John Easton | EurekAlert!
Further information:
http://www.uchospitals.edu

More articles from Health and Medicine:

nachricht Biofilm discovery suggests new way to prevent dangerous infections
23.05.2017 | University of Texas at Austin

nachricht Another reason to exercise: Burning bone fat -- a key to better bone health
19.05.2017 | University of North Carolina Health Care

All articles from Health and Medicine >>>

The most recent press releases about innovation >>>

Die letzten 5 Focus-News des innovations-reports im Überblick:

Im Focus: Strathclyde-led research develops world's highest gain high-power laser amplifier

The world's highest gain high power laser amplifier - by many orders of magnitude - has been developed in research led at the University of Strathclyde.

The researchers demonstrated the feasibility of using plasma to amplify short laser pulses of picojoule-level energy up to 100 millijoules, which is a 'gain'...

Im Focus: Can the immune system be boosted against Staphylococcus aureus by delivery of messenger RNA?

Staphylococcus aureus is a feared pathogen (MRSA, multi-resistant S. aureus) due to frequent resistances against many antibiotics, especially in hospital infections. Researchers at the Paul-Ehrlich-Institut have identified immunological processes that prevent a successful immune response directed against the pathogenic agent.
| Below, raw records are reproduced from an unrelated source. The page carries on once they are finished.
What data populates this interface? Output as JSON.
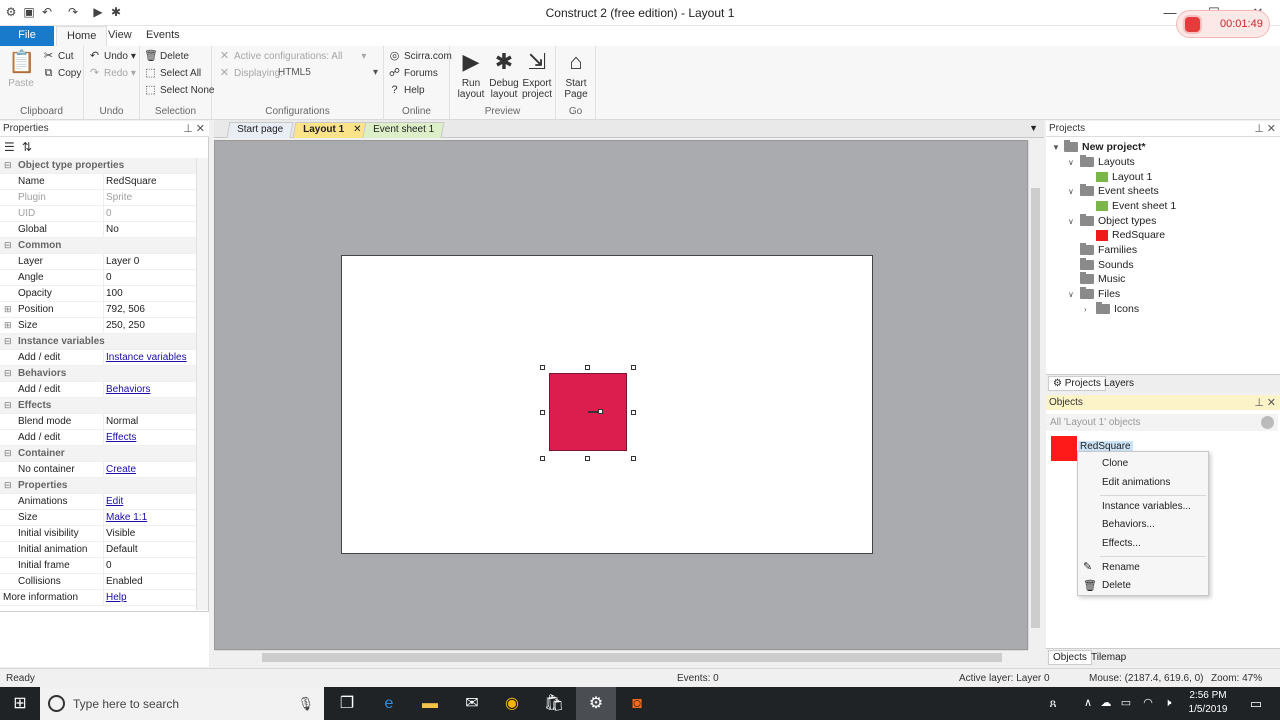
{
  "window": {
    "title": "Construct 2 (free edition) - Layout 1",
    "minimize": "—",
    "maximize": "☐",
    "close": "✕"
  },
  "recorder": {
    "time": "00:01:49"
  },
  "ribbon": {
    "tabs": [
      "File",
      "Home",
      "View",
      "Events"
    ],
    "clipboard": {
      "paste": "Paste",
      "cut": "Cut",
      "copy": "Copy",
      "label": "Clipboard"
    },
    "undo": {
      "undo": "Undo",
      "redo": "Redo",
      "label": "Undo"
    },
    "selection": {
      "delete": "Delete",
      "select_all": "Select All",
      "select_none": "Select None",
      "label": "Selection"
    },
    "configurations": {
      "active": "Active configurations: All",
      "displaying_label": "Displaying:",
      "displaying_value": "HTML5",
      "label": "Configurations"
    },
    "online": {
      "scirra": "Scirra.com",
      "forums": "Forums",
      "help": "Help",
      "label": "Online"
    },
    "preview": {
      "run": [
        "Run",
        "layout"
      ],
      "debug": [
        "Debug",
        "layout"
      ],
      "export": [
        "Export",
        "project"
      ],
      "label": "Preview"
    },
    "go": {
      "start": [
        "Start",
        "Page"
      ],
      "label": "Go"
    }
  },
  "properties": {
    "title": "Properties",
    "rows": [
      {
        "type": "cat",
        "name": "Object type properties"
      },
      {
        "name": "Name",
        "value": "RedSquare"
      },
      {
        "name": "Plugin",
        "value": "Sprite",
        "dim": true
      },
      {
        "name": "UID",
        "value": "0",
        "dim": true
      },
      {
        "name": "Global",
        "value": "No"
      },
      {
        "type": "cat",
        "name": "Common"
      },
      {
        "name": "Layer",
        "value": "Layer 0"
      },
      {
        "name": "Angle",
        "value": "0"
      },
      {
        "name": "Opacity",
        "value": "100"
      },
      {
        "name": "Position",
        "value": "792, 506",
        "exp": true
      },
      {
        "name": "Size",
        "value": "250, 250",
        "exp": true
      },
      {
        "type": "cat",
        "name": "Instance variables"
      },
      {
        "name": "Add / edit",
        "value": "Instance variables",
        "link": true
      },
      {
        "type": "cat",
        "name": "Behaviors"
      },
      {
        "name": "Add / edit",
        "value": "Behaviors",
        "link": true
      },
      {
        "type": "cat",
        "name": "Effects"
      },
      {
        "name": "Blend mode",
        "value": "Normal"
      },
      {
        "name": "Add / edit",
        "value": "Effects",
        "link": true
      },
      {
        "type": "cat",
        "name": "Container"
      },
      {
        "name": "No container",
        "value": "Create",
        "link": true
      },
      {
        "type": "cat",
        "name": "Properties"
      },
      {
        "name": "Animations",
        "value": "Edit",
        "link": true
      },
      {
        "name": "Size",
        "value": "Make 1:1",
        "link": true
      },
      {
        "name": "Initial visibility",
        "value": "Visible"
      },
      {
        "name": "Initial animation",
        "value": "Default"
      },
      {
        "name": "Initial frame",
        "value": "0"
      },
      {
        "name": "Collisions",
        "value": "Enabled"
      },
      {
        "name": "More information",
        "value": "Help",
        "link": true,
        "left": true
      }
    ]
  },
  "doc_tabs": {
    "start": "Start page",
    "layout": "Layout 1",
    "events": "Event sheet 1"
  },
  "projects": {
    "title": "Projects",
    "root": "New project*",
    "layouts": "Layouts",
    "layout1": "Layout 1",
    "event_sheets": "Event sheets",
    "event_sheet1": "Event sheet 1",
    "object_types": "Object types",
    "red_square": "RedSquare",
    "families": "Families",
    "sounds": "Sounds",
    "music": "Music",
    "files": "Files",
    "icons": "Icons",
    "tabs": [
      "Projects",
      "Layers"
    ]
  },
  "objects": {
    "title": "Objects",
    "filter": "All 'Layout 1' objects",
    "item": "RedSquare",
    "tabs": [
      "Objects",
      "Tilemap"
    ]
  },
  "context_menu": {
    "items": [
      "Clone",
      "Edit animations",
      "Instance variables...",
      "Behaviors...",
      "Effects...",
      "Rename",
      "Delete"
    ]
  },
  "status": {
    "ready": "Ready",
    "events": "Events: 0",
    "active_layer": "Active layer: Layer 0",
    "mouse": "Mouse: (2187.4, 619.6, 0)",
    "zoom": "Zoom: 47%"
  },
  "taskbar": {
    "search": "Type here to search",
    "time": "2:56 PM",
    "date": "1/5/2019"
  },
  "colors": {
    "sprite": "#dc1e4e",
    "accent": "#1979ca"
  }
}
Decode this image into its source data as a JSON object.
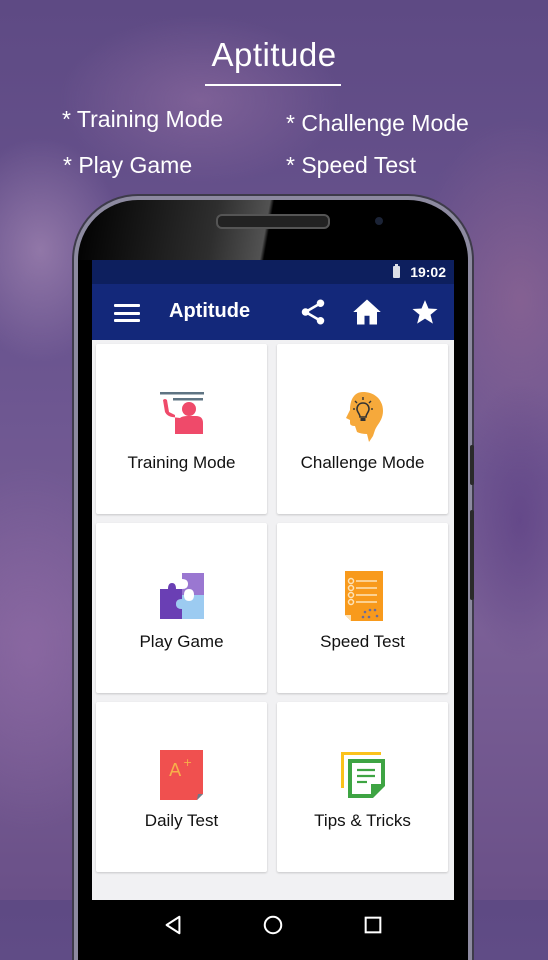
{
  "promo": {
    "title": "Aptitude",
    "features": [
      "* Training Mode",
      "* Challenge Mode",
      "* Play Game",
      "* Speed Test"
    ]
  },
  "status_bar": {
    "time": "19:02",
    "icons": [
      "battery-icon"
    ]
  },
  "app_bar": {
    "title": "Aptitude",
    "actions": [
      "menu-icon",
      "share-icon",
      "home-icon",
      "star-icon"
    ],
    "color": "#13287a",
    "status_color": "#0d1f5e"
  },
  "menu": {
    "items": [
      {
        "label": "Training Mode",
        "icon": "teacher-board-icon"
      },
      {
        "label": "Challenge Mode",
        "icon": "head-lightbulb-icon"
      },
      {
        "label": "Play Game",
        "icon": "puzzle-icon"
      },
      {
        "label": "Speed Test",
        "icon": "checklist-document-icon"
      },
      {
        "label": "Daily Test",
        "icon": "a-plus-grade-icon"
      },
      {
        "label": "Tips & Tricks",
        "icon": "sticky-notes-icon"
      }
    ]
  },
  "nav_bar": {
    "buttons": [
      "back-icon",
      "home-circle-icon",
      "recent-apps-icon"
    ]
  }
}
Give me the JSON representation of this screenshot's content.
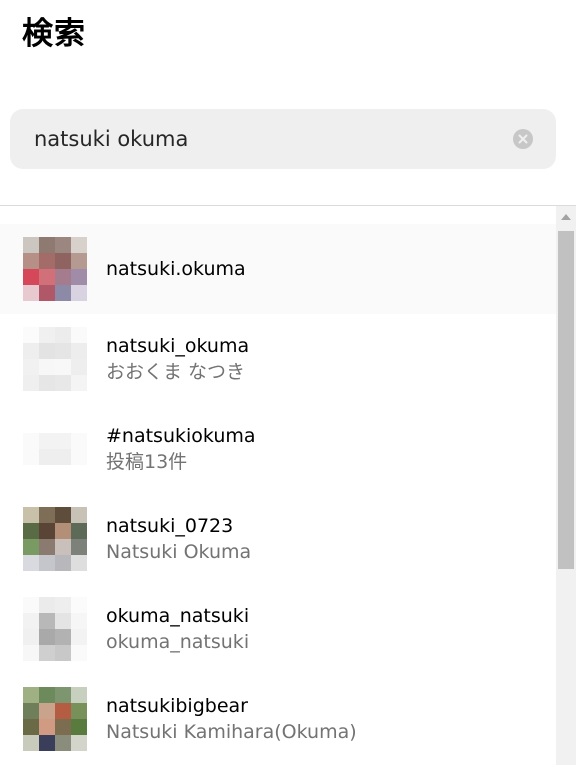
{
  "page": {
    "title": "検索"
  },
  "search": {
    "value": "natsuki okuma",
    "clear_icon": "clear-circle-icon"
  },
  "results": [
    {
      "primary": "natsuki.okuma",
      "secondary": ""
    },
    {
      "primary": "natsuki_okuma",
      "secondary": "おおくま なつき"
    },
    {
      "primary": "#natsukiokuma",
      "secondary": "投稿13件"
    },
    {
      "primary": "natsuki_0723",
      "secondary": "Natsuki Okuma"
    },
    {
      "primary": "okuma_natsuki",
      "secondary": "okuma_natsuki"
    },
    {
      "primary": "natsukibigbear",
      "secondary": "Natsuki Kamihara(Okuma)"
    }
  ],
  "colors": {
    "search_bg": "#efefef",
    "secondary_text": "#737373",
    "active_row": "#fafafa",
    "scroll_thumb": "#c1c1c1"
  }
}
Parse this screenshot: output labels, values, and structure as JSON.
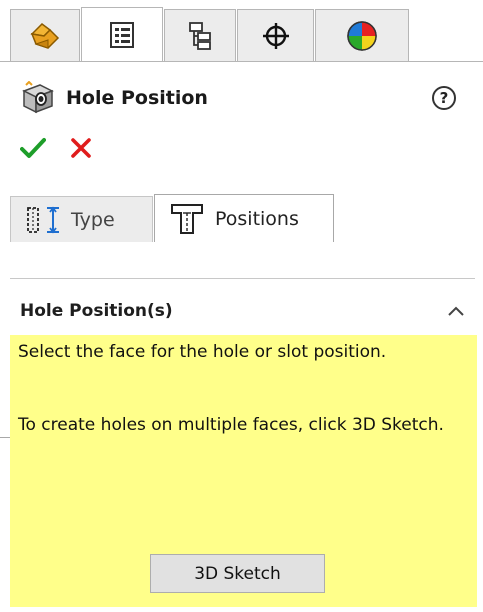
{
  "manager_tabs": [
    {
      "icon": "feature-manager-icon",
      "active": false
    },
    {
      "icon": "property-manager-icon",
      "active": true
    },
    {
      "icon": "configuration-manager-icon",
      "active": false
    },
    {
      "icon": "dimxpert-manager-icon",
      "active": false
    },
    {
      "icon": "display-manager-icon",
      "active": false
    }
  ],
  "header": {
    "title": "Hole Position",
    "help_label": "?"
  },
  "actions": {
    "ok_label": "✔",
    "cancel_label": "✕"
  },
  "property_tabs": {
    "type_label": "Type",
    "positions_label": "Positions",
    "active": "positions"
  },
  "group": {
    "title": "Hole Position(s)",
    "message_1": "Select the face for the hole or slot position.",
    "message_2": "To create holes on multiple faces, click 3D Sketch.",
    "sketch_button_label": "3D Sketch"
  },
  "colors": {
    "message_background": "#ffff8a",
    "ok_green": "#1e9e2a",
    "cancel_red": "#e01c1c"
  }
}
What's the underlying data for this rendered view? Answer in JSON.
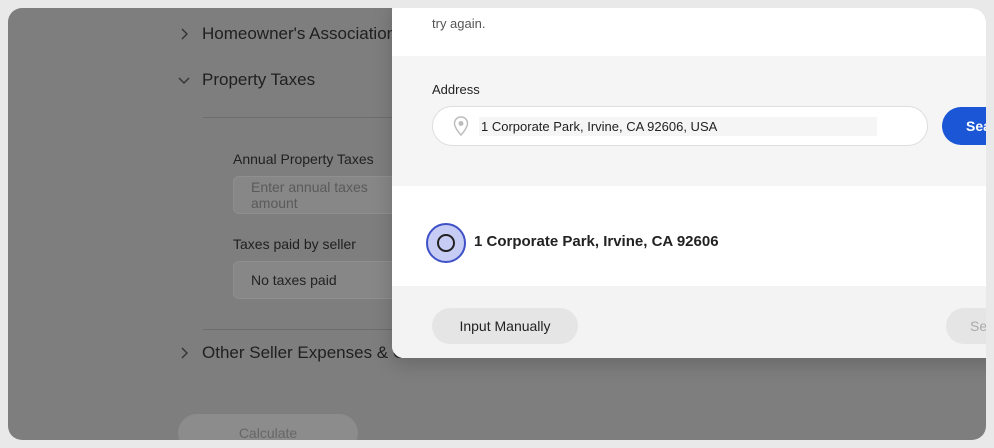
{
  "background_page": {
    "sections": [
      {
        "label": "Homeowner's Association",
        "expanded": false
      },
      {
        "label": "Property Taxes",
        "expanded": true
      },
      {
        "label": "Other Seller Expenses & Credits",
        "expanded": false
      }
    ],
    "annual_taxes": {
      "label": "Annual Property Taxes",
      "placeholder": "Enter annual taxes amount"
    },
    "taxes_paid": {
      "label": "Taxes paid by seller",
      "value": "No taxes paid"
    },
    "calculate_label": "Calculate"
  },
  "modal": {
    "message": "try again.",
    "address": {
      "label": "Address",
      "value": "1 Corporate Park, Irvine, CA 92606, USA",
      "search_label": "Search"
    },
    "result": {
      "text": "1 Corporate Park, Irvine, CA 92606",
      "selected": false
    },
    "footer": {
      "manual_label": "Input Manually",
      "select_label": "Select"
    }
  },
  "colors": {
    "accent": "#1b56d6",
    "focus_ring": "#3f51c7"
  }
}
The delivery of bacterial proteins with RNA adjuvant or messenger RNA (mRNA) into immune cells allows the re-direction of the immune response towards an active defense against S. aureus. This could be of significant importance for the development of an effective vaccine. PLOS Pathogens has published these research results online on 25 May 2017.

Staphylococcus aureus (S. aureus) is a bacterium that colonizes by far more than half of the skin and the mucosa of adults, usually without causing infections....

Im Focus: A quantum walk of photons

Physicists from the University of Würzburg are capable of generating identical looking single light particles at the push of a button. Two new studies now demonstrate the potential this method holds.

The quantum computer has fuelled the imagination of scientists for decades: It is based on fundamentally different phenomena than a conventional computer....

Im Focus: Turmoil in sluggish electrons’ existence

An international team of physicists has monitored the scattering behaviour of electrons in a non-conducting material in real-time. Their insights could be beneficial for radiotherapy.

We can refer to electrons in non-conducting materials as ‘sluggish’. Typically, they remain fixed in a location, deep inside an atomic composite. It is hence...

Im Focus: Wafer-thin Magnetic Materials Developed for Future Quantum Technologies

Two-dimensional magnetic structures are regarded as a promising material for new types of data storage, since the magnetic properties of individual molecular building blocks can be investigated and modified. For the first time, researchers have now produced a wafer-thin ferrimagnet, in which molecules with different magnetic centers arrange themselves on a gold surface to form a checkerboard pattern. Scientists at the Swiss Nanoscience Institute at the University of Basel and the Paul Scherrer Institute published their findings in the journal Nature Communications.

Ferrimagnets are composed of two centers which are magnetized at different strengths and point in opposing directions. Two-dimensional, quasi-flat ferrimagnets...

All Focus news of the innovation-report >>>

Anzeige

Anzeige

Event News

Marine Conservation: IASS Contributes to UN Ocean Conference in New York on 5-9 June

24.05.2017 | Event News

AWK Aachen Machine Tool Colloquium 2017: Internet of Production for Agile Enterprises

23.05.2017 | Event News

Dortmund MST Conference presents Individualized Healthcare Solutions with micro and nanotechnology

22.05.2017 | Event News

 
Latest News

New insights into the ancestors of all complex life

29.05.2017 | Earth Sciences

New photocatalyst speeds up the conversion of carbon dioxide into chemical resources

29.05.2017 | Life Sciences

NASA's SDO sees partial eclipse in space

29.05.2017 | Physics and Astronomy

VideoLinks
B2B-VideoLinks
More VideoLinks >>>